“At such times, many words spring to mind, but “honourable” and “Friend” are not among them. Looking to the positive side, it was comforting to receive a note congratulating me on my maiden speech some four weeks before I rose to make it,” the SNP man jested. 

Continuing with his speech, Mr McDonald went on to thank everybody who had provided him with assistance as he found his feet in the weeks after the General Election.

“More seriously, for their assistance in helping me surmount some of the challenges, may I put on the record my thanks to all the staff in the Houses of Parliament, who have been unfailingly helpful in these frenetic first few weeks,” Stuart said.

Moving on with his maiden speech before the House of Commons, Mr McDonald paid tribute to his immediate predecessor, Gregg McClymont. 

‘Definitely missed’.

“I also wish to pay tribute to my immediate predecessor, Gregg McClymont,” McDonald said.

“A Cumbernauld lad, after school at Cumbernauld high, he studied at the universities of Glasgow, Pennsylvania and, finally, Oxford, where he taught prior to his election in 2010. 

“His mastery of the pensions brief means that he will be missed on the Labour Benches. I know at first hand that he is definitely missed in the parliamentary football team, notwithstanding his inexplicable support for Airdrie football club. 

“I wish him and his new wife well, as well as all his staff, as they take on their next challenges,” Mr McDonald MP added.

After discussing his parliamentary predecessor, Mr McDonald went on to talk a bit about his seat – Cumbernauld, Kilsyth and Kirkintilloch East; a seat which Mr McDonald told colleagues: “…is a constituency that is big in name, but also big in character. 

The 37-year-old MP added: “Situated right at the heart of Scotland, from Croy you are but 20 minutes by train from Glasgow city centre, while from Lennoxtown, you are a pleasant half hour drive over the Campsie fells to the banks of Loch Lomond. It is the best of both worlds, to use that expression in an appropriate context.

“The communities of Cumbernauld, Kilsyth and Kirkintilloch East have diverse histories, from old parishes and mining towns to the new town of Cumbernauld itself. 

“The communities have shared ambitions and a determination to forge a bright new future. In the weeks before and after my election, I have been amazed at the range of community groups, residents associations, community councils, social enterprises, churches and charities that work so hard for the local people.”

A ‘future free from poverty’.

Drawing his maiden speech back to the matter of the main Budget debate, Mr McDonald said that his constituents had “ambitions” of well-paid jobs, strong communities, well-funded public services and a future free from poverty, but he attacked the Chancellor’s budget, claiming that it put their ambitions “out of reach”.

McDonald said: “The ambitions of the people of Cumbernauld, Kilsyth and Kirkintilloch East include secure well-paid jobs, strong communities, well-funded public services and a future free from poverty. 

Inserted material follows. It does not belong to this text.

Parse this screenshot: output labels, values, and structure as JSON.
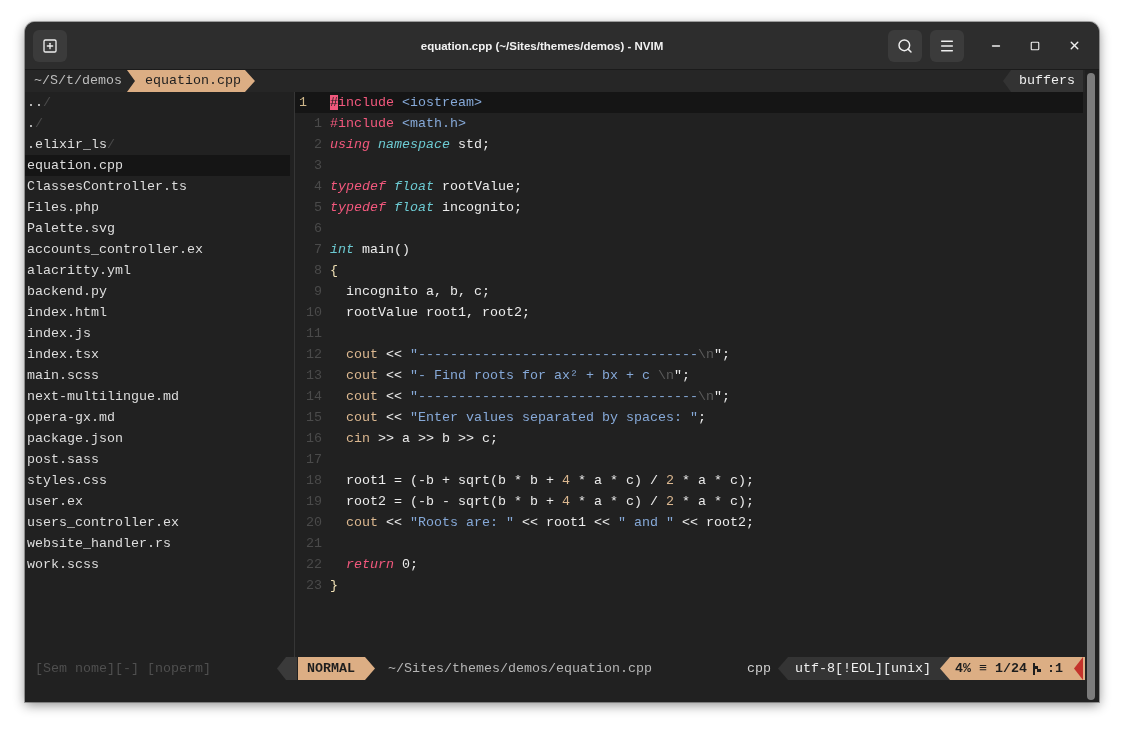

“The Budget does not support those ambitions; rather, as for millions across the country, it puts them further out of reach.”

After discussing the budget at some length, Mr McDonald MP concluded his maiden speech by explaining his view that it is an “honour to serve” the people and communities of Cumbernauld, Kilsyth and Kirkintilloch East. 

“It is an honour to serve the constituents of Cumbernauld, Kilsyth and Kirkintilloch East and, however they voted, I will do whatever I can to support them in achieving their ambitions for themselves, their families and their communities,” Mr McDonald said. 

Bedford Conservative MP, Richard Fuller was the first Member to follow Mr McDonald, and in Commons tradition, Mr Fuller told the House of how it was his “pleasure to follow an extremely gracious maiden speech by the hon. Member for Cumbernauld, Kilsyth and Kirkintilloch East.

“I particularly noted his kind words for the staff of the Houses of Parliament, which I thought was a particularly noteworthy thing to put in one’s maiden speech, and his kindness to his namesake who took his seat on the aeroplane. 

“The hon. Gentleman follows a man, Gregg McClymont, who was probably one of the most intelligent Members and was one of the most fair-minded, so he certainly has big shoes to fill. 

“He has made a very good start with his maiden speech today,” Fuller added.